BEGIN DATA PROVIDED

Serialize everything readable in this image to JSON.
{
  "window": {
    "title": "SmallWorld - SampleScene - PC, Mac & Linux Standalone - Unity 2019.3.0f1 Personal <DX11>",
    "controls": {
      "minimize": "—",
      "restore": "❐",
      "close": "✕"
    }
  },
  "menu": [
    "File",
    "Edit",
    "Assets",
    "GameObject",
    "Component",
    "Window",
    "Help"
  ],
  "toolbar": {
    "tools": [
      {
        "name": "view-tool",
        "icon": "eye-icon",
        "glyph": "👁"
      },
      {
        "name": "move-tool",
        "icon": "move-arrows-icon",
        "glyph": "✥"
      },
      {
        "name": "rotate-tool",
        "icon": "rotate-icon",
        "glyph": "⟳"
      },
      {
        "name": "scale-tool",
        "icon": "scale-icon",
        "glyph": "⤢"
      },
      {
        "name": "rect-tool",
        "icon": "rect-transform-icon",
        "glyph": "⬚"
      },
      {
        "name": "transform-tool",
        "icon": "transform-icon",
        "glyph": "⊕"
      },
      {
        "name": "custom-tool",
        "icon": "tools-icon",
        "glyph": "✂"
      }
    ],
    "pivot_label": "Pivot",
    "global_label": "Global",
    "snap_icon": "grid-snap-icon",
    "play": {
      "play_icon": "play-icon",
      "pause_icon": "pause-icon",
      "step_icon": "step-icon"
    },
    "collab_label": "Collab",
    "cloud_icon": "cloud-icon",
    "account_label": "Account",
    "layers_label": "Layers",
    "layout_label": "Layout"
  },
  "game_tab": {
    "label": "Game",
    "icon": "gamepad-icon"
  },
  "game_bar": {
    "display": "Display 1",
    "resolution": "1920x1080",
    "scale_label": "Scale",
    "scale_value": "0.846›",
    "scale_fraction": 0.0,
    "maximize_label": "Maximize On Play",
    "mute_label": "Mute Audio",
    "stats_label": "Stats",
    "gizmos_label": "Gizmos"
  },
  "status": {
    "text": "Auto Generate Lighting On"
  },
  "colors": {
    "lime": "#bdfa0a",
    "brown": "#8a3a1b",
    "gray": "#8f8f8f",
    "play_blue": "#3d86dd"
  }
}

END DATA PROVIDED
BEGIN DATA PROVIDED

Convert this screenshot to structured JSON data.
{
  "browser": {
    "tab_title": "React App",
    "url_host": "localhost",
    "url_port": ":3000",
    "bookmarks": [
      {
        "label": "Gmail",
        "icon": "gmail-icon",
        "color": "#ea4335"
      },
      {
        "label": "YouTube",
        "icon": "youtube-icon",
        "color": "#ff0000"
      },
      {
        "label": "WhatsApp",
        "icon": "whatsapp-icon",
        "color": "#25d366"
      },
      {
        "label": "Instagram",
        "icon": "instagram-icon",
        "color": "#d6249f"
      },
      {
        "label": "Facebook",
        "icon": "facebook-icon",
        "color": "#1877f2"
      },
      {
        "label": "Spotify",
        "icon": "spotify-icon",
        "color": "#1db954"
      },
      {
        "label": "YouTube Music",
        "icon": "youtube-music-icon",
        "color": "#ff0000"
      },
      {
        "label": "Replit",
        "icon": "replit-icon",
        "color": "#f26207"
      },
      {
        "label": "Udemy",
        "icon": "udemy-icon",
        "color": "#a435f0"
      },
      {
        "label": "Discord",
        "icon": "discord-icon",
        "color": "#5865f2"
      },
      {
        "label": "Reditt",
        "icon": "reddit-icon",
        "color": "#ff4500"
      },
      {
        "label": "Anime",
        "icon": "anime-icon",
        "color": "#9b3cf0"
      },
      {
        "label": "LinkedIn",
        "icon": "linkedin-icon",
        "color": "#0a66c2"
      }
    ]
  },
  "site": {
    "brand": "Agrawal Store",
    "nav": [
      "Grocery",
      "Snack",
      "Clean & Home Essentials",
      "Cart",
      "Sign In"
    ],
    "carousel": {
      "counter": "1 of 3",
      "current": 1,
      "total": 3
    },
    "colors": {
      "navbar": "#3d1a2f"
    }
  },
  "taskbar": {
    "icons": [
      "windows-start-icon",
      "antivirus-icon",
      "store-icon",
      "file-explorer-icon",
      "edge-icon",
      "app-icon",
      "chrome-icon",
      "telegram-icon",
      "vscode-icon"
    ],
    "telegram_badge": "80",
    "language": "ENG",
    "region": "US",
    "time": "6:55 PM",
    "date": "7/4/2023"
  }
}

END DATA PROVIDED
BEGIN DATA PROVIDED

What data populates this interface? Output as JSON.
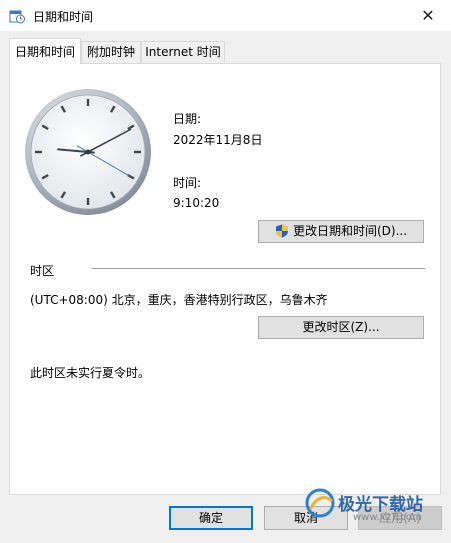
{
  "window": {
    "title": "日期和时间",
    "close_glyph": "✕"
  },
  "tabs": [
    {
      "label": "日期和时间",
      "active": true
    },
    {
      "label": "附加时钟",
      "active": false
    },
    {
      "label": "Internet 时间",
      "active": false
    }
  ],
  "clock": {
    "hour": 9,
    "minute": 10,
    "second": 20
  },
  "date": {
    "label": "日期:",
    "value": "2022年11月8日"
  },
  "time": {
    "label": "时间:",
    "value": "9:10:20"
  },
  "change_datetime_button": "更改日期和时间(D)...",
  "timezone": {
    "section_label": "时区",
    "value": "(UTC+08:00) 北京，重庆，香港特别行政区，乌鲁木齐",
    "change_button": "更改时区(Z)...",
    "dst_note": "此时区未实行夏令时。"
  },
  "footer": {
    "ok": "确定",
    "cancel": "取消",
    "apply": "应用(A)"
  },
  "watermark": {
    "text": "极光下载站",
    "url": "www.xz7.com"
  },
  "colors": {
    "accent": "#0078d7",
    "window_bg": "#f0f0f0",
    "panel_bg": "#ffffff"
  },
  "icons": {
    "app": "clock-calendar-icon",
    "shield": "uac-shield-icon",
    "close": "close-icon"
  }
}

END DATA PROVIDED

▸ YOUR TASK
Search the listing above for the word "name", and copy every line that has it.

▸ ANSWER TO THE PROBLEM
        "name": "view-tool",
        "name": "move-tool",
        "name": "rotate-tool",
        "name": "scale-tool",
        "name": "rect-tool",
        "name": "transform-tool",
        "name": "custom-tool",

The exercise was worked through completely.